“That’s my boyfriend. I have to go. I hope you find Starbucks. It’s in the pedestrian bit in the town centre if you do go to Carlisle. It’s not a big one, but a skinny latte is a skinny latte right?”

Claire watched the girl hurry out in response to a second, more urgent, summons. Funny how coffee can give a common cause to the most unlikely of meetings. She tried to remember if she had been that forward or sassy as a student. It seemed so long ago now, even though it was less than a decade. I was probably worse.

“So, do you want me to book you a dorm at Cockermouth Miss?”

The broad accent of the receptionist cut through Claire’s thoughts. “I just need to check whether Josh wants to come.”

Who knows what Josh wants? It’s as if he’s done one of those teenager-adult swaps, like in the movie with Tom Hanks.


Claire tracked Josh down in the garden where he looked like he was practising slow rave dancing. Claire guessed it was probably taekwondo or t’ai chi or one of those classes she’d seen girls doing at the gym when she went in for spinning. It made her numb with boredom just watching it, although as Josh had stripped to the waist, despite the freezing temperature outside, its appeal was increasing.

She stood waiting for him to finish, watching the muscles shifting under his smooth tanned skin. She became aware of an urge to walk over and run her hands across his back, to plant a kiss where his shoulder met his neck. When it looked like he wasn’t going to stop anytime soon, Claire gave a little cough.

Josh completed the move he was doing before bringing his hands to his sides and turning round.

“Sorry, I didn’t mean to disturb you. I’m about ready to move on.” Claire tried to keep her gaze on his face rather than following the line of hair that ran down his chest and into his trousers.

“Where to?” Josh responded without meeting Claire’s eyes.

“Um, Cockermouth I think. Carlisle is only open in the summer holidays and the rest round here are all bunkhouses.”

Josh smiled at that and his face lost some of the new sternness. “You’re going to have to face a bunkhouse eventually you know. They’re not much different to hostels, just a bit more remote.”

“In the summer maybe. I’m beginning to think they started me up here just to wind me up. Half the hostels are closed and the rest are in the arse-end of nowhere.”

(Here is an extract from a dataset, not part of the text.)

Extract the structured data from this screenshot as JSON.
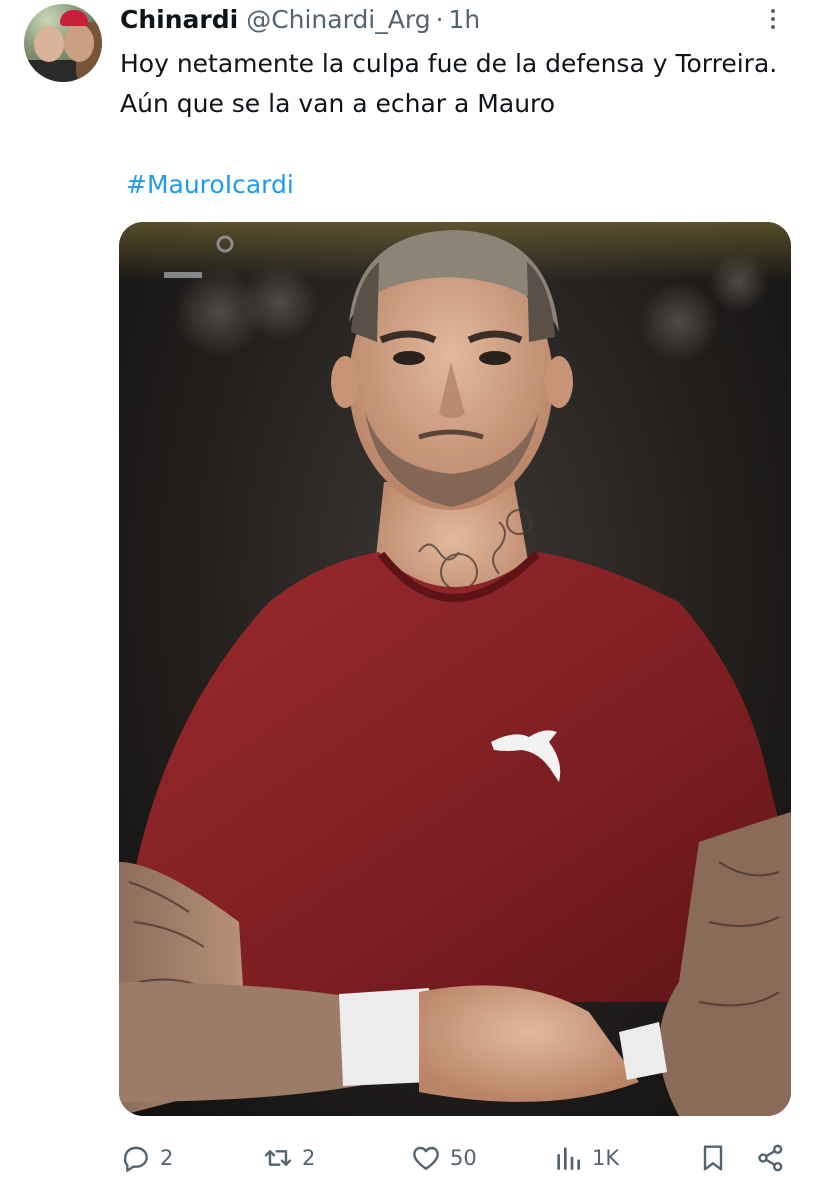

“Well you said the entire point of the mission was to make you quit your job. What better way than to chuck you in it?” Josh leaned over and retrieved his jumper from the floor. His voice was muffled as he pulled it over his head. “Why don’t you head to London or somewhere, do some city hostels until the spring at least?”

Claire thought about getting lost in London. Could she cope with staying there and not frequenting her usual luxury hotels? At least there were shops and Starbucks. “That’s not a bad idea you know. The assignment said it was up to me what order I did the hostels in. I could be in London in a few hours.” She looked at her watch and was surprised to see it was mid-morning already. Her muscles were still sore from the abseil and what she wanted, more than anything else, was a skinny latte.

“No, sod it, let’s stick to the plan for today. I’m going to Cockermouth. Are you with me or staying here?”

“Will you go to London tomorrow do you think?”

Claire tried to read the expression on Josh’s face. “Is that why you suggested it? Do you need to be further south?”

“I need to work and it’ll be easier in suburbia.” Something in his tone suggested to Claire that she wasn’t getting the full story. Nothing new there then.

“Then, yes, I will be heading south. I might go to Bristol rather than London. Maybe even Liverpool.”

“Okay, count me in.”

Claire wondered whether her decision to try Liverpool rather than London had anything to do with choosing not to spend six hours in her tiny car next to the temptation of Josh’s smooth skin.